The science of alkaline foods recognizes that elements and compounds in food cause different reactions in our body when digested. Some elements, e.g. proteins and phosphorous produce acidic salts. Other elements, e.g. potassium, magnesium and calcium, produce alkaline salts. These salts end up at our kidneys, where they alter the pH environment. This process has resulted in the Potential Renal Acid Load (PRAL) calculation, which is an approximate estimate of the effect of foods on the acidity/alkalinity of our bodies. Or more specifically, of urine, as this is the measurable result.

Still, people remain confused as to how an acidic food item, like lemons or vinegar, can have an alkalizing effect on urine and the kidneys. This happens because the acids in food are very weak acids, e.g. citric acid in lemons and acetic acid in vinegar. The alkalizing components in the fruits do not register on a pH test, or our taste buds. This all changes as we digest the food, and the alkalizing components combine with acid compounds in or bodies, thus reducing the acid load at the kidneys.

In fact, the only reliable way to test the value of alkaline foods is to measure the pH of urine, but beware of the obsession that leads to the second myth.

Read the rest of Alkaline Foods: More Myths Exposed

How To Relieve Pain From Gout

How To Relieve Pain From Gout: Introduction from GoutPal

“How To Relieve Pain From Gout” is the first project in GoutPal’s personal gout support service. I am indebted to Graeme Austin for volunteering to test drive GoutPal Membership, AKA How To Treat Gout. This project page summarizes public and private correspondence. I am currently preparing explanations of this new gout support scheme. For now, you should read How To Treat Gout At Home for more information.

Graeme’s project continues…

Continue reading How To Relieve Pain From Gout

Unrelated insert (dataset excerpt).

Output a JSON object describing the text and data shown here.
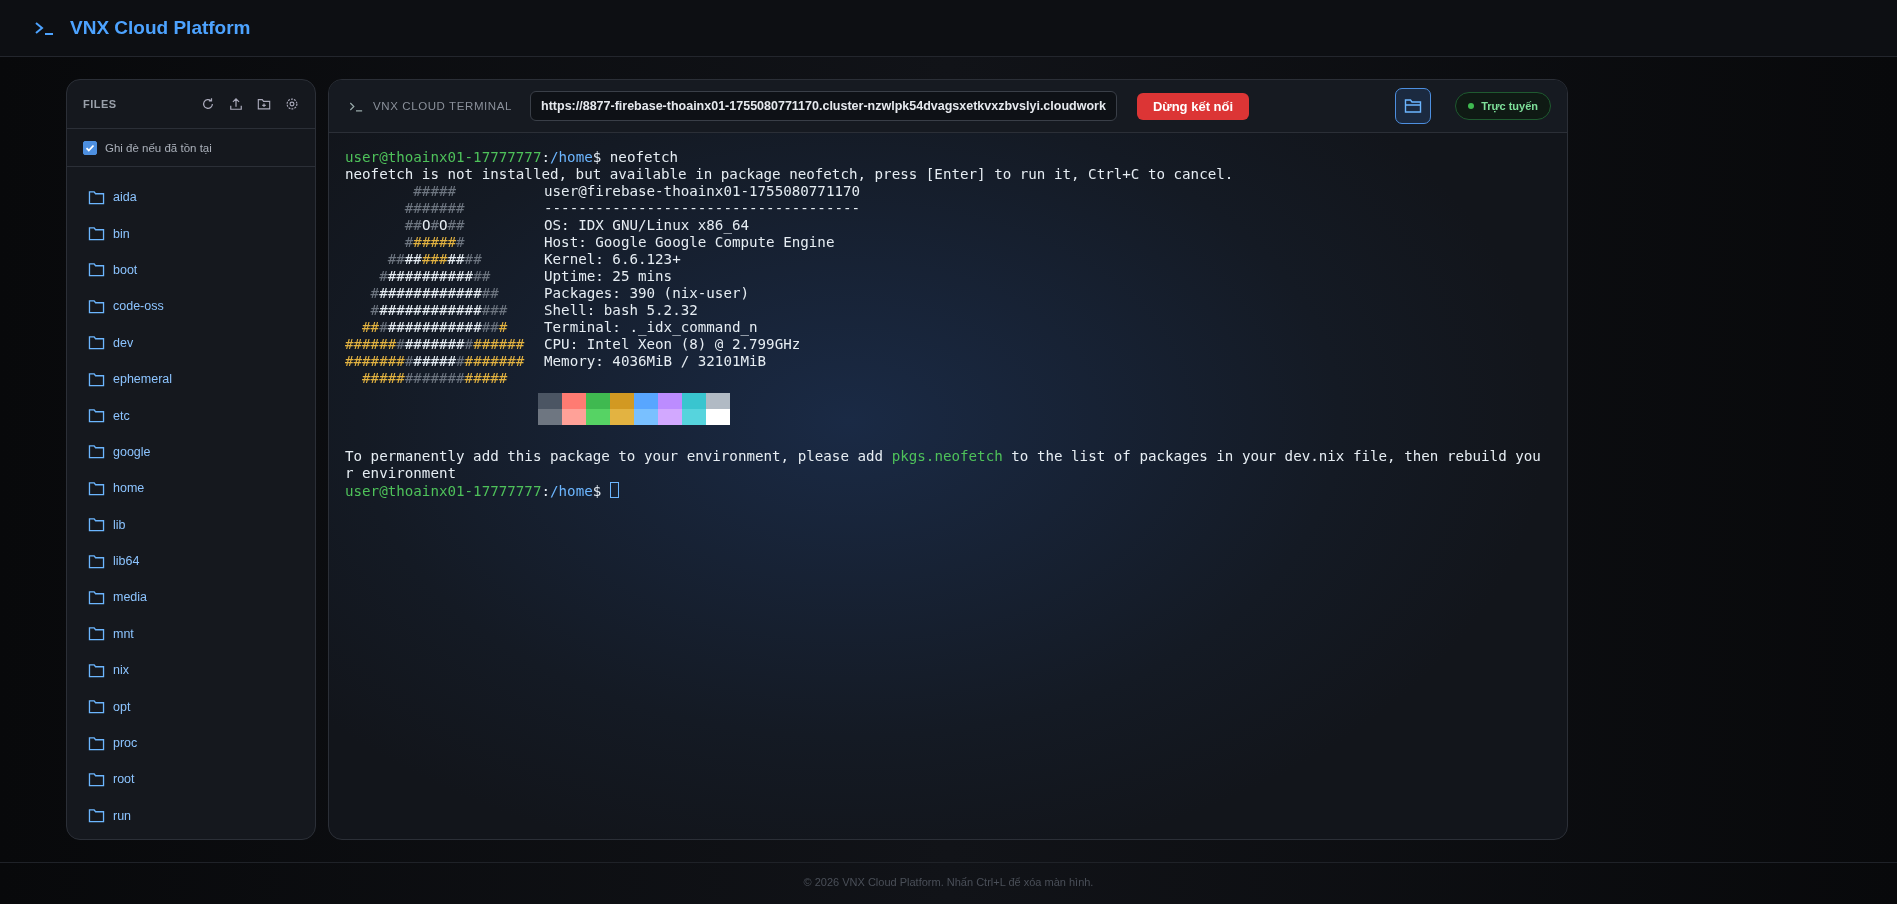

How To Treat Gout At Home

Learning how to treat gout at home is the heart of GoutPal. I learn all about gout, and the best ways to treat it, then I help you with your gout.

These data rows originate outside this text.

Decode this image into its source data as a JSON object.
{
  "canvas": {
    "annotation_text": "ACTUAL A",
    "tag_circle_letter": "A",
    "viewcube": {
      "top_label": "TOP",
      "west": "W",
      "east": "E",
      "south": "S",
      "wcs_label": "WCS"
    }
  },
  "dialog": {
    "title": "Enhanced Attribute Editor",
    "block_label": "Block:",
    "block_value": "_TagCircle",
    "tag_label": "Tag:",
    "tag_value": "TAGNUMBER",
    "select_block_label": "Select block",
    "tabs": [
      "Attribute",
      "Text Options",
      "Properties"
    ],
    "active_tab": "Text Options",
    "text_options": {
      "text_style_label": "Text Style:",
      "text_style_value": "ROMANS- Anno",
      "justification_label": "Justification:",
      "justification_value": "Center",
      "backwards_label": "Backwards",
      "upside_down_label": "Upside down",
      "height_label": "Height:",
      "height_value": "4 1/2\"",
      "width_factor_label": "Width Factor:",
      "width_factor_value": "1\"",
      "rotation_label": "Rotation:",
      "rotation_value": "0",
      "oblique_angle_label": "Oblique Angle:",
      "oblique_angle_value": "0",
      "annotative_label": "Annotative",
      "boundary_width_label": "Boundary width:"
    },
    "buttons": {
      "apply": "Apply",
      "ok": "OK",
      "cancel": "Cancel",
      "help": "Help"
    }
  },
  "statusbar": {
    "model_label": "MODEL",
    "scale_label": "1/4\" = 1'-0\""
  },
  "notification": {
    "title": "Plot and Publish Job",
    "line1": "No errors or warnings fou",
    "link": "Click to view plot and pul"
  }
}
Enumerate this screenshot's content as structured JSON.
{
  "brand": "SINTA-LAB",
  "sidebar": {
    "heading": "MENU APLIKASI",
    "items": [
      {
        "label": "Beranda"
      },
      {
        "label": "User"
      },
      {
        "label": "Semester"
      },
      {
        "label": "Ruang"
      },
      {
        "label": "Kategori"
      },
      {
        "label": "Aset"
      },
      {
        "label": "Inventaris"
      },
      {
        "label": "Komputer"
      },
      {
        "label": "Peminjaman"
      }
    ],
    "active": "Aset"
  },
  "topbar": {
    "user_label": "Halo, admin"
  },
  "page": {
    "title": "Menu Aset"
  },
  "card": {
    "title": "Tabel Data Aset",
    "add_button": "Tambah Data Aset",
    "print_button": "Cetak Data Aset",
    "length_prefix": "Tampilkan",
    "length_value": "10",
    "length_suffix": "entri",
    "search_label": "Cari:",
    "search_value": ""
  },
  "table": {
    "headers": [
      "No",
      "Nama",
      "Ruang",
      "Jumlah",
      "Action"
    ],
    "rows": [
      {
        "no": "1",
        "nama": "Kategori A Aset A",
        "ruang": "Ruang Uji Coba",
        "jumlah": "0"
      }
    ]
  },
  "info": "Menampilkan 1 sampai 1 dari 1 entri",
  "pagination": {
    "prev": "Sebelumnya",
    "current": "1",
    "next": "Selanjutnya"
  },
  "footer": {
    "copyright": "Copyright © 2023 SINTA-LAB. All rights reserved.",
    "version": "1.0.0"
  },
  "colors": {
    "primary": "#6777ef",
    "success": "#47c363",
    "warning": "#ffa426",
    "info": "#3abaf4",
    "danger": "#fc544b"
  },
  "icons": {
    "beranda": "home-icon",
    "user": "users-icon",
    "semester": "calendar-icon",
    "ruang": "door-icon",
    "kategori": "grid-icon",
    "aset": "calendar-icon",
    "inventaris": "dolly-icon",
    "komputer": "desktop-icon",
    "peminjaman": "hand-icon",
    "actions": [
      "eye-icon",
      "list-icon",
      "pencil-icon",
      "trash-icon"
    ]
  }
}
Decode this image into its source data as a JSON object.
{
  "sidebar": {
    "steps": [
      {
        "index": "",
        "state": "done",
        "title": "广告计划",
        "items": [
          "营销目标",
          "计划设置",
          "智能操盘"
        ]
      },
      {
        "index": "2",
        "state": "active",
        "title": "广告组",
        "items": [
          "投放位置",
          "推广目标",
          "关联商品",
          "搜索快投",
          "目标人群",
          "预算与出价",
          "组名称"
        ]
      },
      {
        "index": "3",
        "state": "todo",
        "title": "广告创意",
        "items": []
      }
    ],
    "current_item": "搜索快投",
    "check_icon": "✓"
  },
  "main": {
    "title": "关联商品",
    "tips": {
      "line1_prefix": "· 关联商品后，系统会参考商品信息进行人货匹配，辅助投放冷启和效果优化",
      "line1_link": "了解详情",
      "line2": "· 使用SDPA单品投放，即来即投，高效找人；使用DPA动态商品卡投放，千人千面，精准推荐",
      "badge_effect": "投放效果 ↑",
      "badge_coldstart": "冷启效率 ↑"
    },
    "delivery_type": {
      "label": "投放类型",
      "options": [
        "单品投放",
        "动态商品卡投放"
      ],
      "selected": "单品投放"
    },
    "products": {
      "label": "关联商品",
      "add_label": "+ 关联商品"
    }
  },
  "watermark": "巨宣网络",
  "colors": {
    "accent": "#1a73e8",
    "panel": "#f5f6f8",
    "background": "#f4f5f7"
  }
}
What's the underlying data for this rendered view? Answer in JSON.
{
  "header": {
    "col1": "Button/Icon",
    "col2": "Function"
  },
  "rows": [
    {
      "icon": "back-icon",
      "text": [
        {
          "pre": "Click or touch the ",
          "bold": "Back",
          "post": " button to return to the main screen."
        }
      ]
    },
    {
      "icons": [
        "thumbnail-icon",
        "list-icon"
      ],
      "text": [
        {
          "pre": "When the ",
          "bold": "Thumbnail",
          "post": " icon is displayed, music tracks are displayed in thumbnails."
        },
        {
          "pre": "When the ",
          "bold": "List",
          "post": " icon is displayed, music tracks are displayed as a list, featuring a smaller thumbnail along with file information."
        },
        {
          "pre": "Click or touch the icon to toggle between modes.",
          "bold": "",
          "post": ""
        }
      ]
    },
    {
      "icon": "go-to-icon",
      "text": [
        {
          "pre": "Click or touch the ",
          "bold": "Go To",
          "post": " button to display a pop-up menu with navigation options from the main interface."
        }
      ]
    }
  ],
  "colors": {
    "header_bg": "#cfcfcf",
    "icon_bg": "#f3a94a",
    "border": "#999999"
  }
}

At first, GoutPal was my way of recording my experiences and my discoveries. Once I introduced a gout forum, I joined with many other gout sufferers. Together, we discussed many more aspects of gout, and collectively learned more than most doctors. After all, gout sufferers are passionate about their pain, and seek knowledge and improvement every day. We want the best for ourselves, but for doctors, it’s just another disease amongst the thousands they see every year.

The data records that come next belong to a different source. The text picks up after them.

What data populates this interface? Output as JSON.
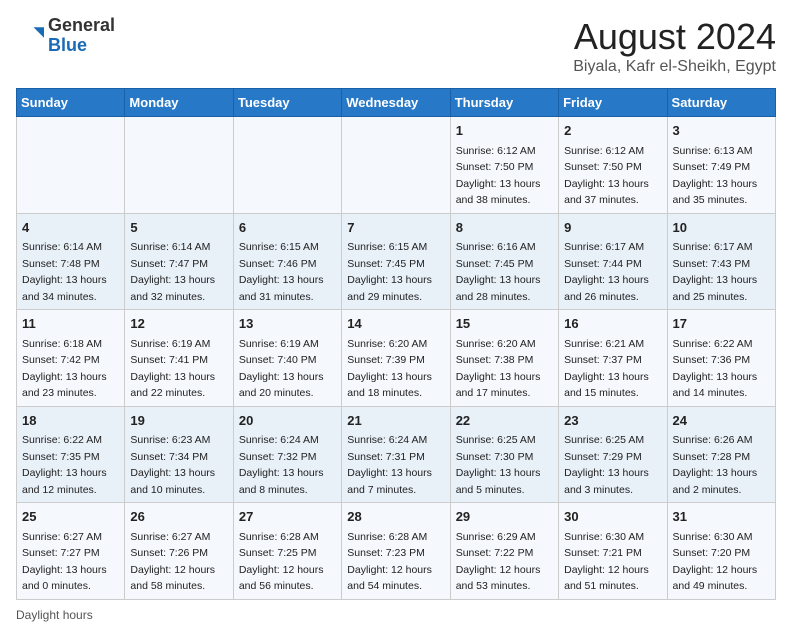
{
  "logo": {
    "general": "General",
    "blue": "Blue"
  },
  "title": "August 2024",
  "subtitle": "Biyala, Kafr el-Sheikh, Egypt",
  "days_of_week": [
    "Sunday",
    "Monday",
    "Tuesday",
    "Wednesday",
    "Thursday",
    "Friday",
    "Saturday"
  ],
  "weeks": [
    [
      {
        "day": "",
        "info": ""
      },
      {
        "day": "",
        "info": ""
      },
      {
        "day": "",
        "info": ""
      },
      {
        "day": "",
        "info": ""
      },
      {
        "day": "1",
        "info": "Sunrise: 6:12 AM\nSunset: 7:50 PM\nDaylight: 13 hours and 38 minutes."
      },
      {
        "day": "2",
        "info": "Sunrise: 6:12 AM\nSunset: 7:50 PM\nDaylight: 13 hours and 37 minutes."
      },
      {
        "day": "3",
        "info": "Sunrise: 6:13 AM\nSunset: 7:49 PM\nDaylight: 13 hours and 35 minutes."
      }
    ],
    [
      {
        "day": "4",
        "info": "Sunrise: 6:14 AM\nSunset: 7:48 PM\nDaylight: 13 hours and 34 minutes."
      },
      {
        "day": "5",
        "info": "Sunrise: 6:14 AM\nSunset: 7:47 PM\nDaylight: 13 hours and 32 minutes."
      },
      {
        "day": "6",
        "info": "Sunrise: 6:15 AM\nSunset: 7:46 PM\nDaylight: 13 hours and 31 minutes."
      },
      {
        "day": "7",
        "info": "Sunrise: 6:15 AM\nSunset: 7:45 PM\nDaylight: 13 hours and 29 minutes."
      },
      {
        "day": "8",
        "info": "Sunrise: 6:16 AM\nSunset: 7:45 PM\nDaylight: 13 hours and 28 minutes."
      },
      {
        "day": "9",
        "info": "Sunrise: 6:17 AM\nSunset: 7:44 PM\nDaylight: 13 hours and 26 minutes."
      },
      {
        "day": "10",
        "info": "Sunrise: 6:17 AM\nSunset: 7:43 PM\nDaylight: 13 hours and 25 minutes."
      }
    ],
    [
      {
        "day": "11",
        "info": "Sunrise: 6:18 AM\nSunset: 7:42 PM\nDaylight: 13 hours and 23 minutes."
      },
      {
        "day": "12",
        "info": "Sunrise: 6:19 AM\nSunset: 7:41 PM\nDaylight: 13 hours and 22 minutes."
      },
      {
        "day": "13",
        "info": "Sunrise: 6:19 AM\nSunset: 7:40 PM\nDaylight: 13 hours and 20 minutes."
      },
      {
        "day": "14",
        "info": "Sunrise: 6:20 AM\nSunset: 7:39 PM\nDaylight: 13 hours and 18 minutes."
      },
      {
        "day": "15",
        "info": "Sunrise: 6:20 AM\nSunset: 7:38 PM\nDaylight: 13 hours and 17 minutes."
      },
      {
        "day": "16",
        "info": "Sunrise: 6:21 AM\nSunset: 7:37 PM\nDaylight: 13 hours and 15 minutes."
      },
      {
        "day": "17",
        "info": "Sunrise: 6:22 AM\nSunset: 7:36 PM\nDaylight: 13 hours and 14 minutes."
      }
    ],
    [
      {
        "day": "18",
        "info": "Sunrise: 6:22 AM\nSunset: 7:35 PM\nDaylight: 13 hours and 12 minutes."
      },
      {
        "day": "19",
        "info": "Sunrise: 6:23 AM\nSunset: 7:34 PM\nDaylight: 13 hours and 10 minutes."
      },
      {
        "day": "20",
        "info": "Sunrise: 6:24 AM\nSunset: 7:32 PM\nDaylight: 13 hours and 8 minutes."
      },
      {
        "day": "21",
        "info": "Sunrise: 6:24 AM\nSunset: 7:31 PM\nDaylight: 13 hours and 7 minutes."
      },
      {
        "day": "22",
        "info": "Sunrise: 6:25 AM\nSunset: 7:30 PM\nDaylight: 13 hours and 5 minutes."
      },
      {
        "day": "23",
        "info": "Sunrise: 6:25 AM\nSunset: 7:29 PM\nDaylight: 13 hours and 3 minutes."
      },
      {
        "day": "24",
        "info": "Sunrise: 6:26 AM\nSunset: 7:28 PM\nDaylight: 13 hours and 2 minutes."
      }
    ],
    [
      {
        "day": "25",
        "info": "Sunrise: 6:27 AM\nSunset: 7:27 PM\nDaylight: 13 hours and 0 minutes."
      },
      {
        "day": "26",
        "info": "Sunrise: 6:27 AM\nSunset: 7:26 PM\nDaylight: 12 hours and 58 minutes."
      },
      {
        "day": "27",
        "info": "Sunrise: 6:28 AM\nSunset: 7:25 PM\nDaylight: 12 hours and 56 minutes."
      },
      {
        "day": "28",
        "info": "Sunrise: 6:28 AM\nSunset: 7:23 PM\nDaylight: 12 hours and 54 minutes."
      },
      {
        "day": "29",
        "info": "Sunrise: 6:29 AM\nSunset: 7:22 PM\nDaylight: 12 hours and 53 minutes."
      },
      {
        "day": "30",
        "info": "Sunrise: 6:30 AM\nSunset: 7:21 PM\nDaylight: 12 hours and 51 minutes."
      },
      {
        "day": "31",
        "info": "Sunrise: 6:30 AM\nSunset: 7:20 PM\nDaylight: 12 hours and 49 minutes."
      }
    ]
  ],
  "footer": {
    "daylight_label": "Daylight hours"
  }
}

Along the way, I learned how to control gout pain, then how to stop it ever returning. I’m still a gout patient, but I’m not a sufferer. Since then, I’ve written every page to help you work with your doctor and learn how to treat your gout. I’ve returned to most of my early pages to improve them in the light of current best practice.

I’ve written all these pages for a general audience, and provided personal support in my gout forum, and latterly in my gout network, and in my gout chatroom.

Continue reading How To Treat Gout At Home